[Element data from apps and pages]
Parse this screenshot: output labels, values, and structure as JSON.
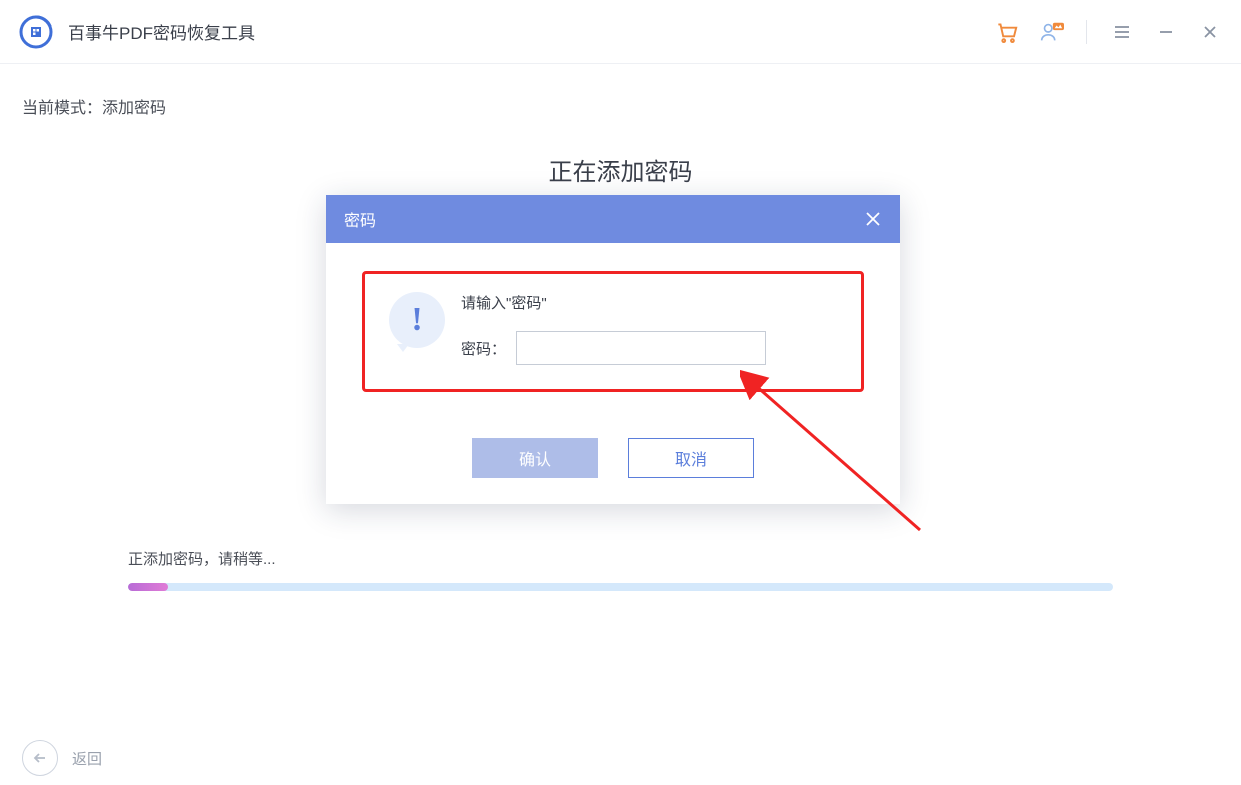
{
  "app": {
    "title": "百事牛PDF密码恢复工具"
  },
  "mode": {
    "label": "当前模式：",
    "value": "添加密码"
  },
  "main": {
    "title": "正在添加密码"
  },
  "progress": {
    "text": "正添加密码，请稍等..."
  },
  "modal": {
    "title": "密码",
    "prompt": "请输入\"密码\"",
    "password_label": "密码：",
    "password_value": "",
    "confirm": "确认",
    "cancel": "取消"
  },
  "footer": {
    "back": "返回"
  }
}
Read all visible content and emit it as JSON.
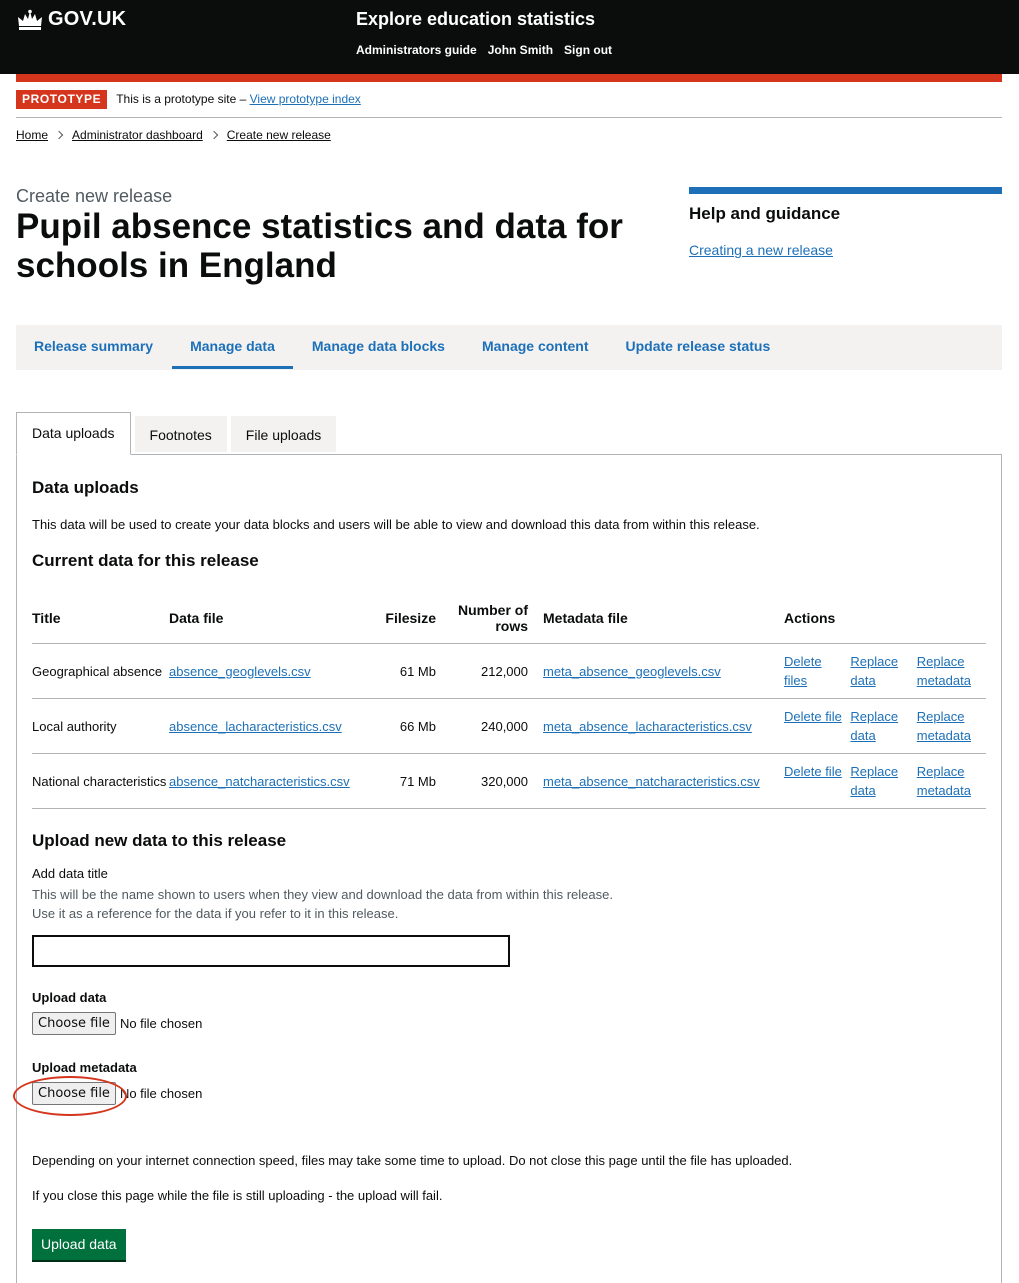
{
  "header": {
    "logo_text": "GOV.UK",
    "service_name": "Explore education statistics",
    "nav": [
      "Administrators guide",
      "John Smith",
      "Sign out"
    ]
  },
  "phase": {
    "tag": "PROTOTYPE",
    "text": "This is a prototype site –",
    "link": "View prototype index"
  },
  "breadcrumbs": [
    "Home",
    "Administrator dashboard",
    "Create new release"
  ],
  "caption": "Create new release",
  "title": "Pupil absence statistics and data for schools in England",
  "help": {
    "title": "Help and guidance",
    "link": "Creating a new release"
  },
  "nav_tabs": [
    "Release summary",
    "Manage data",
    "Manage data blocks",
    "Manage content",
    "Update release status"
  ],
  "active_nav_tab": "Manage data",
  "tabs": [
    "Data uploads",
    "Footnotes",
    "File uploads"
  ],
  "active_tab": "Data uploads",
  "section": {
    "heading": "Data uploads",
    "lead": "This data will be used to create your data blocks and users will be able to view and download this data from within this release.",
    "current_heading": "Current data for this release"
  },
  "table": {
    "headers": [
      "Title",
      "Data file",
      "Filesize",
      "Number of rows",
      "Metadata file",
      "Actions"
    ],
    "rows": [
      {
        "title": "Geographical absence",
        "data_file": "absence_geoglevels.csv",
        "filesize": "61 Mb",
        "rows": "212,000",
        "metadata_file": "meta_absence_geoglevels.csv",
        "actions": [
          "Delete files",
          "Replace data",
          "Replace metadata"
        ]
      },
      {
        "title": "Local authority",
        "data_file": "absence_lacharacteristics.csv",
        "filesize": "66 Mb",
        "rows": "240,000",
        "metadata_file": "meta_absence_lacharacteristics.csv",
        "actions": [
          "Delete file",
          "Replace data",
          "Replace metadata"
        ]
      },
      {
        "title": "National characteristics",
        "data_file": "absence_natcharacteristics.csv",
        "filesize": "71 Mb",
        "rows": "320,000",
        "metadata_file": "meta_absence_natcharacteristics.csv",
        "actions": [
          "Delete file",
          "Replace data",
          "Replace metadata"
        ]
      }
    ]
  },
  "upload": {
    "heading": "Upload new data to this release",
    "title_label": "Add data title",
    "title_hint_1": "This will be the name shown to users when they view and download the data from within this release.",
    "title_hint_2": "Use it as a reference for the data if you refer to it in this release.",
    "title_value": "",
    "data_label": "Upload data",
    "metadata_label": "Upload metadata",
    "choose_file": "Choose file",
    "no_file": "No file chosen",
    "note_1": "Depending on your internet connection speed, files may take some time to upload. Do not close this page until the file has uploaded.",
    "note_2": "If you close this page while the file is still uploading - the upload will fail.",
    "submit": "Upload data"
  },
  "colors": {
    "header_bg": "#0b0c0c",
    "accent_red": "#d4351c",
    "link_blue": "#1d70b8",
    "button_green": "#00703c"
  }
}
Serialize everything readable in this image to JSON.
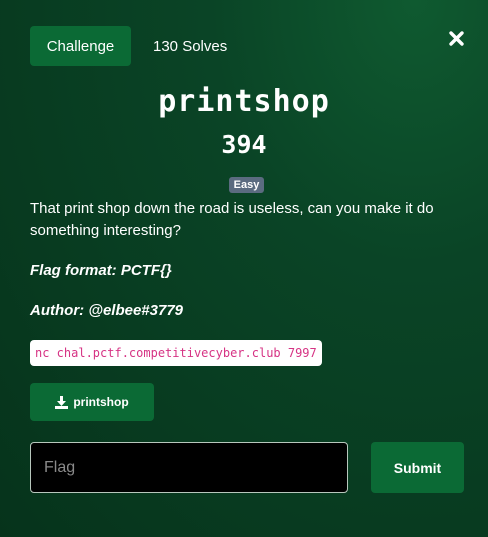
{
  "header": {
    "tab_label": "Challenge",
    "solves_text": "130 Solves",
    "close_icon": "close-icon"
  },
  "challenge": {
    "name": "printshop",
    "points": "394",
    "difficulty": "Easy",
    "difficulty_color": "#5b6b80",
    "description": "That print shop down the road is useless, can you make it do something interesting?",
    "flag_format": "Flag format: PCTF{}",
    "author": "Author: @elbee#3779",
    "connection": "nc chal.pctf.competitivecyber.club 7997",
    "file": {
      "icon": "download-icon",
      "label": "printshop"
    }
  },
  "form": {
    "flag_placeholder": "Flag",
    "flag_value": "",
    "submit_label": "Submit"
  },
  "colors": {
    "accent": "#0b6a35",
    "background": "#0a4426",
    "code_text": "#d63384"
  }
}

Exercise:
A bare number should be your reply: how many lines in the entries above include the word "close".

Output below:
3